Later, he said he went to a church to pray about the situation. He described it as more of a complaint than a prayer. He asked God “why this had happened” to him.

“Since I was shouting at God, a priest came up to me and told me that I was asking the wrong question: ‘Don’t ask why, but rather, to what end,’ he said. He said that precisely because of my situation, God was calling me to do great things,” Vélez remembered.

The priest’s encouragement made a deep impression on the young man, and the two became close. Eventually, Vélez said he decided to become a priest, too.

Today, he serves as a missionary priest in Argentina. Several years ago, he decided to begin sharing his story publicly as Central America began to face intense pressure to legalize abortion, according to the report.

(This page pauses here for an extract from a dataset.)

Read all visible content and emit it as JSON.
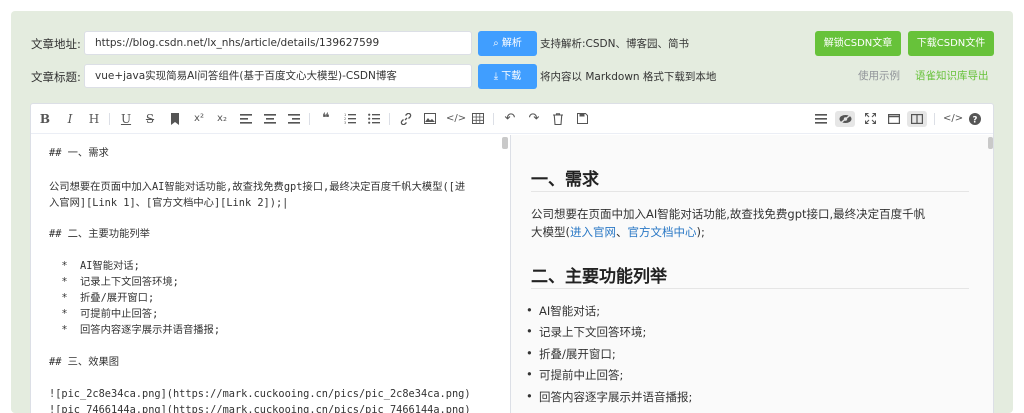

“My mother was a woman of great faith, very faithful and very holy,” he said. “She used to say that, despite the terrible circumstances, she was carrying in her womb the miracle of a new life, a life which God had given her and which, because of her convictions, she could not abort. She said that if God had given it to her, she had to discover the reason.”